A deal for Amazon?

A deal for Amazon?

Pittsburgh, Allegheny County and Pennsylvania officials appear to be falling all over themselves to “submit a winning bid” to Amazon in order to make Pittsburgh the internet retailing giant’s second headquarters city.

 

“HQ2” is what Amazon calls it. And the carrot tied to the stick is a whopper. Well, at least Amazon says it is. Amazon claims it will spend up to $5 billion on a new corporate campus that could be home to as many as 50,000 employees.

 

Amazon makes no bones that it’s looking for public money to offset not only building costs but operating costs. Do tell.

 

Of course, what freebies that are offered “will be significant factors in the decision-making process,” a request for proposal (RFP) notes.

 

The RFP deadline is Oct. 19. A decision on where to plant HQ2 is expected in early 2018.

 

“When you’re talking about this level of economic impact and this amount of jobs, certainly incentives would be something we would be willing to do,” said Allegheny County Chief Executive Rich Fitzgerald.

 

Of course, Amazon, in its RFP, is encouraging “cities to think big and be creative.”
As Garfield, the comic strip cat, was wont to say: “Gimme.”

 

Now certainly is a great time to remind Mr. Fitzgerald, Pittsburgh Mayor Bill Peduto and Pennsylvania Gov. Tom Wolf of a few Amazon particulars:

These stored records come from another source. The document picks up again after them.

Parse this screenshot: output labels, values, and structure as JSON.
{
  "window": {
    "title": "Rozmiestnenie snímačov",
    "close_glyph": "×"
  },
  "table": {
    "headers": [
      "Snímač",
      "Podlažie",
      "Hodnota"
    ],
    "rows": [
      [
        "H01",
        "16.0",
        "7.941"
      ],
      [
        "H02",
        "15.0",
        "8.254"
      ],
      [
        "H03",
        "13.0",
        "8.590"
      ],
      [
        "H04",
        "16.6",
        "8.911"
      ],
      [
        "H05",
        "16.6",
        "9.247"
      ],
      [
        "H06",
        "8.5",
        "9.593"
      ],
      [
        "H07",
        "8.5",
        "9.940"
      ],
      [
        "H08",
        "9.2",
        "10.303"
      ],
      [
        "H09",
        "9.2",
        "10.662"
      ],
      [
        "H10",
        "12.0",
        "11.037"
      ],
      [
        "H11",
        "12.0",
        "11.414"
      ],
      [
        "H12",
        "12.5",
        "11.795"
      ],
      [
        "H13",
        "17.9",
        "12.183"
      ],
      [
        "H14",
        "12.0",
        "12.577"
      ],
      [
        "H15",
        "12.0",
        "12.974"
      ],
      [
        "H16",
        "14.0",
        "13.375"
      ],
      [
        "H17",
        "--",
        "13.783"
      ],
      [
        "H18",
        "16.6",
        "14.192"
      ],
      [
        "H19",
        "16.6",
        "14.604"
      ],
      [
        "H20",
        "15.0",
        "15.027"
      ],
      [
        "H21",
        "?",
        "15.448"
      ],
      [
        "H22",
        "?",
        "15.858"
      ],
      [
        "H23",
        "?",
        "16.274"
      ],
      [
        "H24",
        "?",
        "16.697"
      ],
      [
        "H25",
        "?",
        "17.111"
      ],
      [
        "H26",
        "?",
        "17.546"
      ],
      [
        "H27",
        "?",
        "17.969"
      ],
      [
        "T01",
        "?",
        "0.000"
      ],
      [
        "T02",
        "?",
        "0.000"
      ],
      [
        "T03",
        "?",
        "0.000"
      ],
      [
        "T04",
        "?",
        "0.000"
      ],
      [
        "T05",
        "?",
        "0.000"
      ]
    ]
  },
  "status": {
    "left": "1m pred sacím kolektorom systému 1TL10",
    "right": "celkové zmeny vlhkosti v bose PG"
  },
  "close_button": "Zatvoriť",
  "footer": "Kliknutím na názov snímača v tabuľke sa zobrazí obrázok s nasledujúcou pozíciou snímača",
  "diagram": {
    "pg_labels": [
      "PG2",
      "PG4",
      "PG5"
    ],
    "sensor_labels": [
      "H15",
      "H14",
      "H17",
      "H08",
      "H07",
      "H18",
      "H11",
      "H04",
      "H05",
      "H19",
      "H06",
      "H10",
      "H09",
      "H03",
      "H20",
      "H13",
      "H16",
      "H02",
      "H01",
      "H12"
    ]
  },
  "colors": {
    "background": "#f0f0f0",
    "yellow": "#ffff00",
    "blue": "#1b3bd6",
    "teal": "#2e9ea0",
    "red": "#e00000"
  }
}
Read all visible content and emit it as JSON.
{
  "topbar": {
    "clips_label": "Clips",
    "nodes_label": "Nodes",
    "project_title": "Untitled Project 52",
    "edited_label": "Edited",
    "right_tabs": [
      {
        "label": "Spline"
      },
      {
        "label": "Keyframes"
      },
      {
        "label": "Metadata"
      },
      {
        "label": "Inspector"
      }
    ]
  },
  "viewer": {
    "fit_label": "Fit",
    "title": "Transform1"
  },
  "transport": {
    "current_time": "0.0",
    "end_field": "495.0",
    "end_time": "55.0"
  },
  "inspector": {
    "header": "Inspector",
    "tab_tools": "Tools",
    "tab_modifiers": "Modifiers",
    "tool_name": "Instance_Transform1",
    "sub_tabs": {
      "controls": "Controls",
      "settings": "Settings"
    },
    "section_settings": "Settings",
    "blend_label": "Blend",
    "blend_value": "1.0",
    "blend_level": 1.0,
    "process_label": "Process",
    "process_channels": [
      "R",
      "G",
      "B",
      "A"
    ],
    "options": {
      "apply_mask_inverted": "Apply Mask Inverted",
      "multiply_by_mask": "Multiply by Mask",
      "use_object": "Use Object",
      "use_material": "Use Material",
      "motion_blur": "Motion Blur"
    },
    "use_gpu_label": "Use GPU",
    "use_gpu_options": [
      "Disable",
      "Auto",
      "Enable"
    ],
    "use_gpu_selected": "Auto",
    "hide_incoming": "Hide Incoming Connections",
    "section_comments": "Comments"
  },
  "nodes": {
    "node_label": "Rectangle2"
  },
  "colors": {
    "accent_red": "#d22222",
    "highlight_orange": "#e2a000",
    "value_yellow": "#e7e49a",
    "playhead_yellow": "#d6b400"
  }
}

1. Amazon had total 2016 net income of $2.37 billion.
2. Amazon’s stock late last week was trading at nearly $1,000 a share.
3. Amazon, the world’s largest internet company by revenue (nearly $156 billion in 2016), last year reported $83.4 billion in assets.
4. Amazon’s total 2016 equity was $19.29 billion.
Why should taxpayers be expected to underwrite such wealth? That takes nervy arrogance, does it not?

 

And here’s another interesting nuance:

 

Jed Kolko, chief economist for the jobs site Indeed, tells The Washington Post that “Amazon’s headquarters decision will have an impact on the chosen place – more tax revenue, more economic growth – but at the same time, it will probably mean more congestion and higher housing costs.”

 

The Seattle experience is instructive in that latter regard, analysts have noted. “Amazon’s growth has helped fuel soaring labor and real-estate costs and a shortage of space,” The Wall Street Journal notes.

 

Interestingly, Amazon says it is looking for a “stable and business-friendly environment.” But Pennsylvania hardly offers fiscal stability. One need to only look to the protracted state budget mess and the specter of ever-higher taxes, on top of already onerous imposts and regulations.

 

And, honestly, how attractive is Pittsburgh? Indeed, it is a burgeoning high-tech mecca. But it is one whose water and sewer system is on the verge of collapse, whose public schools are an embarrassment and one whose public pensions continue to be a wreck?

 

But, hey, Pittsburgh does have more and more bike lanes!

 

Given Amazon’s financial health, perhaps officials here should cut a deal. How about, say, The New Pittsburgh Water & Sewer Authority, brought to you by Amazon?

 

In return for that $5 billion investment, Amazon will be forgiven the first $5 billion in taxes it would pay on its new campus. Now that might be a great deal.

 

Why does this keep happening? The Post-Gazette reports that a Washington County woman has been accused of stealing more than $21,000 from a volunteer fire department’s auxiliary unit.

 

It’s the latest in a long string of such alleged thefts from VFDs in Western Pennsylvania over the years. And, sadly, the culprit repeatedly is lax oversight within these departments.

 

As a matter of sound public policy, not to mention maintaining public trust, it behooves these organizations to install strict checks and balances.

For should these types of failures continue as the norm and not the exception, you can bet “The State” will become involved. But it’s always better to police one’s own shop than to be forced to submit to additional government regimens.

 

Colin McNickle is a senior fellow and media specialist at the Allegheny Institute for Public Policy (cmcnickle@alleghenyinstitute.org).